medieval tower house of Merchiston Castle.

1958 - Merchiston Tower was saved from demolition with funding from the Ministry of Public
Buildings & Works, and Edinburgh Corporation began restoring the tower which was to be the
focal point for a new college named after John Napier.

August 1964 - Napier Technical College opened its doors to students at Merchiston under
the leadership of Dr Joseph Dunning. About 100 academic staff taught around 800 students,
most of who were studying on part-time City & Guilds or National Certificate courses. Fees for
such courses were typically about 42/- (£2.10).

Napier offered a range of courses including coopering, cabinet making and boat building, as
well as courses in chemistry and physics, mechanical and electrical engineering and building.

1966 - Renamed Napier College of Science and Technology.

1971 - Napier offered its first degree course, BSc Science with Industrial Studies with others
soon to follow. The need for full-time courses was outgrowing the need for part-time
education, diploma courses and courses leading to professional qualifications.

1974 - Edinburgh College of Commerce, based at Sighthill, and Napier College of Science
and Technology merged to become Napier College of Commerce and Technology, which
gave Napier 4 faculties.

1975 - Napier was offering 5 degree courses.

1985 - Napier was offering 29 degree courses.

1986 - Renamed Napier Polytechnic and became the first institution in Scotland to gain full
accreditation from the Council for National Academic Awards and to receive permission to
validate and monitor its degree courses.

1986 - The Scottish Education Department took over control of Napier from Lothian Region
and bought the magnificent buildings of the former St Andrews College at Craiglockhart for
Napier. War poets Wilfred Owen and Siegfried Sassoon recuperated at Craiglockhart when it
was a hospital for shell-shocked officers during the First World War.

September 1987 - The new Craiglockhart Campus was opened by Prime Minister Margaret

June 1992 - The institution officially became Napier University. At a ceremony witnessed by
over 700 staff and students, Lord James Douglas Hamilton and the then Principal, Professor
William Turmeau, unveiled the new University sign at Merchiston.

July 1992 - The Lord Lieutenant of Edinburgh, the Rt Hon Norman Irons, formally
inaugurated the University and its first Chancellor, Lord Younger of Prestwick, was installed.

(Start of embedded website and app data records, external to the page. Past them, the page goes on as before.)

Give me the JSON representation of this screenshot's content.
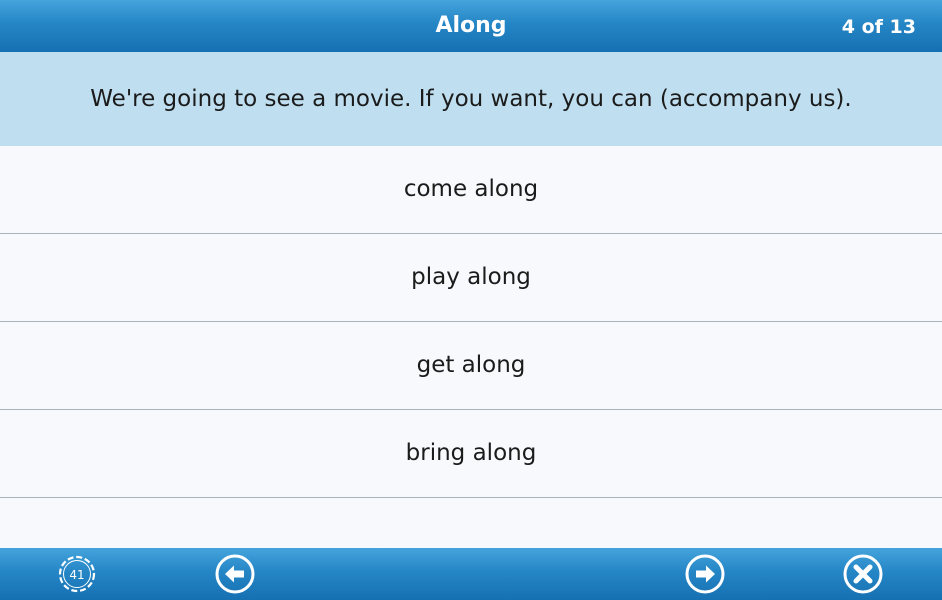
{
  "header": {
    "title": "Along",
    "counter": "4 of 13"
  },
  "question": {
    "text": "We're going to see a movie. If you want, you can (accompany us)."
  },
  "answers": [
    {
      "label": "come along"
    },
    {
      "label": "play along"
    },
    {
      "label": "get along"
    },
    {
      "label": "bring along"
    }
  ],
  "footer": {
    "timer_value": "41",
    "icons": [
      "timer-icon",
      "back-arrow-icon",
      "forward-arrow-icon",
      "close-icon"
    ]
  },
  "colors": {
    "bar_blue": "#2586c6",
    "question_bg": "#bfdff0",
    "answer_bg": "#f7f9fc",
    "divider": "#aab4bd"
  }
}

April 1994 - Napier acquired the buildings and grounds of the former Thomas Clouston Clinic
at Craighouse in south-west Edinburgh.

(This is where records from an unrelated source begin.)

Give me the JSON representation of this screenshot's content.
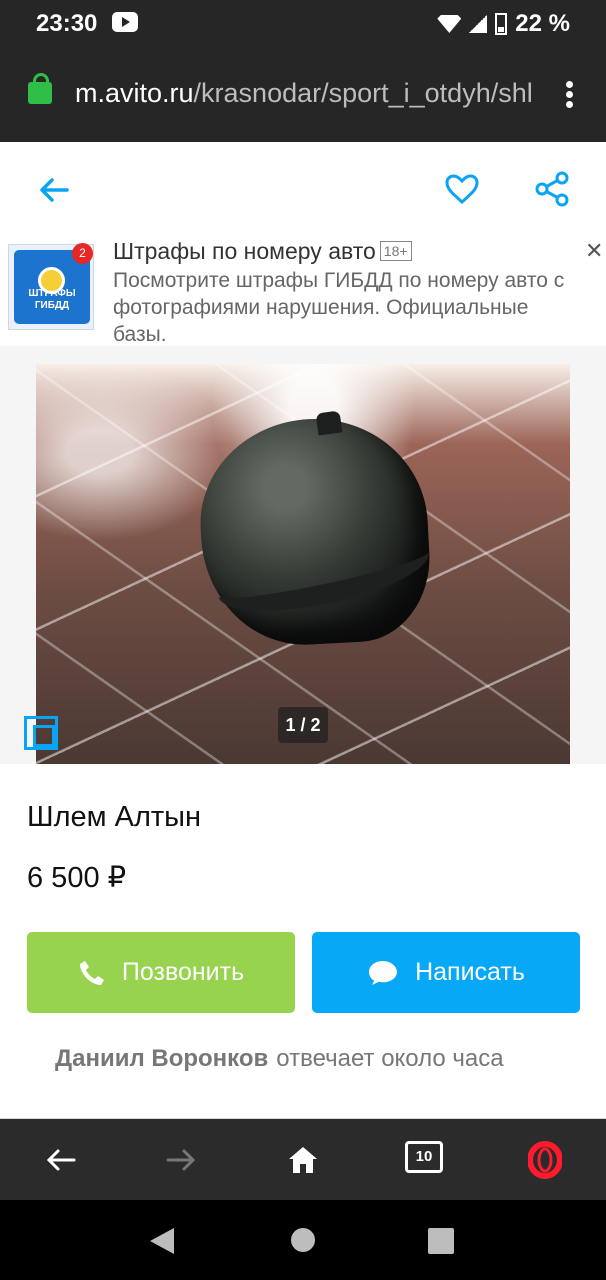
{
  "status": {
    "time": "23:30",
    "battery": "22 %"
  },
  "browser": {
    "url_host": "m.avito.ru",
    "url_path": "/krasnodar/sport_i_otdyh/shl"
  },
  "ad": {
    "title": "Штрафы по номеру авто",
    "age": "18+",
    "description": "Посмотрите штрафы ГИБДД по номеру авто с фотографиями нарушения. Официальные базы.",
    "logo_text": "ШТРАФЫ ГИБДД",
    "badge": "2"
  },
  "listing": {
    "photo_counter": "1 / 2",
    "title": "Шлем Алтын",
    "price": "6 500 ₽"
  },
  "actions": {
    "call": "Позвонить",
    "message": "Написать"
  },
  "seller": {
    "name": "Даниил Воронков",
    "response": "отвечает около часа"
  },
  "browser_nav": {
    "tabs_count": "10"
  },
  "colors": {
    "accent": "#0aa4f5",
    "call_button": "#97d34f",
    "message_button": "#07a8f5",
    "browser_bar": "#262626",
    "opera_red": "#ff1b2d"
  },
  "icons": [
    "back-arrow-icon",
    "heart-icon",
    "share-icon",
    "phone-icon",
    "chat-icon",
    "home-icon",
    "tabs-icon",
    "opera-icon"
  ]
}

September 1994 - Professor John Mavor, formerly Dean of Science and Engineering at the
University of Edinburgh, took over as Principal & Vice-Chancellor.

June 1995 - The University launched its major new fund-raising venture, Campaign

1996 saw 3 milestones in the University’s history:

Firstly, a new Faculty of Health Studies was set up as a result of the merger of Lothian
College of Health Studies and the Scottish Borders College of Nursing with Napier. This
brought the Canaan Lane, Comely Bank and Melrose Place campuses into the University.

Secondly, the University launched a major new Transport Research Institute, which aims to
be at the leading edge of research into global transport and transport-related areas.

Thirdly, the ‘new’ campus at Craighouse came into commission in the autumn, as the first
phase of the University’s accommodation strategy was completed.

October 2001 - the £7million Jack Kilby Centre, a purpose built 500 PC computer lab with 24-
hour access, was opened at Merchiston, as well as the new Apex café to complement the
Triangle restaurant which opened in October 2000.

2003 - Prof Joan K Stringer joined the University as Principal & Vice-Chancellor - the first
female Principal to be appointed in Scotland at that time.

2004 - The opening of the new £30million Business School at Craiglockhart.

2007 - The University faculties restructured to provide a more streamlined service to students,
and announced the second stage of a major Estate Strategy, to develop one campus per